  • nuclear emergency response;
  • nuclear nonproliferation, safeguards, and arms control;
  • support to the Department of Homeland Security;
  • Stockpile Stewardship science; and
  • science support to other government agencies (i.e., NASA, Defense Threat Reduction Agency, etc.).
Three employees in laboratory coats prepare the Comet criticality assembly machine.

The experiments at the NCERC use a variety of nuclear materials ranging from small neutron-emitting sources for radiation-detection equipment to larger quantities of uranium and plutonium for criticality experiments. Included in the mission portfolio are four critical mass assembly machines that operate at essentially zero power (less than a Watt), as opposed to commercial nuclear reactors that operate at thousands of MegaWatts. These criticality assembly machines are named Godiva, Flattop, Planet, and Comet.

Nuclear Criticality Safety and Nuclear Material Management

As one of the major training facilities for DOE personnel, the NCERC’s principal operation is to conduct research in the design, development, construction, and application of experiments on nuclear criticality. NCERC contains the largest collection of nuclear critical mass assembly machines in the western hemisphere. These assemblies can be broadly categorized as “benchmark critical assemblies,” “general-purpose assemblies,” and “fast burst assemblies,” which were designed to accommodate a broad range of experiments. Godiva is a bare metal uranium fast burst assembly designed to provide an intense burst of neutrons during an extremely short pulse. Flattop is a unique fast-spectrum assembly used for cross section testing and training. Planet and Comet are general purpose vertical assembly machines designed to accommodate experiments where neutron multiplication is measured as a function of separation distance between experimental components. Fuel materials include uranium, plutonium, and neptunium.

The NCERC cadre of personnel, in collaboration with Sandia National Laboratory and LLNL, teach a two-week classroom and hands-on nuclear criticality safety training class for criticality safety engineers and nuclear-material handlers.

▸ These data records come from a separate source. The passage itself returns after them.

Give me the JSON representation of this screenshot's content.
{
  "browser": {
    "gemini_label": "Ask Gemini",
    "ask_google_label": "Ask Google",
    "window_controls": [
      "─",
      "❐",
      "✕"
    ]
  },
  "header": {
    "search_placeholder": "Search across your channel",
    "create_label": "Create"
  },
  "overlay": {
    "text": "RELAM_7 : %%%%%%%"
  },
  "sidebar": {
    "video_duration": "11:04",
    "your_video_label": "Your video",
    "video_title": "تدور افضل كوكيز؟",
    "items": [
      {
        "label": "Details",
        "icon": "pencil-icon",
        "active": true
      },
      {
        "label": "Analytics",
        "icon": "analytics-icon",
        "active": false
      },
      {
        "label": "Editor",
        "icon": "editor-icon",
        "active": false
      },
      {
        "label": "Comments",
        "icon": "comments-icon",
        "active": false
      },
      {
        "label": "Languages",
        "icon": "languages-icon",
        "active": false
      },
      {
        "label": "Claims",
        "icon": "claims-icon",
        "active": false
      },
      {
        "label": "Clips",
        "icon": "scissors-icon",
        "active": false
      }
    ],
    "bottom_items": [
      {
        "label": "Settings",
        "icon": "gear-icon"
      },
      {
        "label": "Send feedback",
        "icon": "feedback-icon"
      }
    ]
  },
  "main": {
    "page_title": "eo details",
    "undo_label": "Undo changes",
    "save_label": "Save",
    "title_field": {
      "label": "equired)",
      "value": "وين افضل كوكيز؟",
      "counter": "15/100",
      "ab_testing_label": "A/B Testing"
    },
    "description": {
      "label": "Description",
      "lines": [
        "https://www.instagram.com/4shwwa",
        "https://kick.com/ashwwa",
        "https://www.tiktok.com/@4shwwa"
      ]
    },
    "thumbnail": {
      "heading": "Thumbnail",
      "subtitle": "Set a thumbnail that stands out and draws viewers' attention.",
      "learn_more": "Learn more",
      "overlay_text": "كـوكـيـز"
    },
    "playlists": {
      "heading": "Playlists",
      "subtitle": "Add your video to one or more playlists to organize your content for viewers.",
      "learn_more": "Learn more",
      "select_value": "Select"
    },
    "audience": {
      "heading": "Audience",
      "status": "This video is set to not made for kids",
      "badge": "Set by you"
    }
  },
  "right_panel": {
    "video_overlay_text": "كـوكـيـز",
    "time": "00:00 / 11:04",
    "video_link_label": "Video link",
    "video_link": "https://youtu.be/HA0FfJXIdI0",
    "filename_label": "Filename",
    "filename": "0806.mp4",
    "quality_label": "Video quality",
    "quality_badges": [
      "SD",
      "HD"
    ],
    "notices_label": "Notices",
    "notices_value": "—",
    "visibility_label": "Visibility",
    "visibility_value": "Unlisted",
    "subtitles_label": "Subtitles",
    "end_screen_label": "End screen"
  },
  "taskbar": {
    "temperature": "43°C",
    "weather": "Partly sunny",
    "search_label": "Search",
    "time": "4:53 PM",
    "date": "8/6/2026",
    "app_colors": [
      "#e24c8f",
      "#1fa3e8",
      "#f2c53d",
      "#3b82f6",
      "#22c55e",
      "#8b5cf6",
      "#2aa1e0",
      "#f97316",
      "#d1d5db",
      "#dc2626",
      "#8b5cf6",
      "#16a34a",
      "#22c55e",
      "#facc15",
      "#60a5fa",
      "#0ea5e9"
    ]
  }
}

Nuclear Emergency Response

Combining their expertise and nuclear material inventory, the NCERC staff is able to create assemblies used to develop, test, and validate emergency response equipment, methods, and diagnostic procedures. These assemblies are used to train emergency response teams.

Nonproliferation, Safeguards, and Arms Control

Part of the NCERC mission is to provide the technology to enable the Nation to respond to the threat of nuclear proliferation. These technologies provide the verification of declarations made by other nations concerning their nuclear material stewardship. Another key to countering the proliferation of nuclear weapons and terrorism is in developing and evaluating equipment for and training of law enforcement and first responder teams. Training objectives often require the use of a range of actual nuclear materials all in one location.

The ability to configure nuclear materials into mock-ups supports the development and validation of instruments and methods used in nuclear nonproliferation work. NCERC’s greatest resource is its expert staff with extensive hands-on professional experience in nuclear materials measurement instrumentation. The staff’s ability to communicate technical concepts and share expertise with peers, nontechnical colleagues, and students contributes to its success. This has fostered strong working relationships with other national laboratories, the DOE, other U.S. Government agencies, private industry, and international organizations.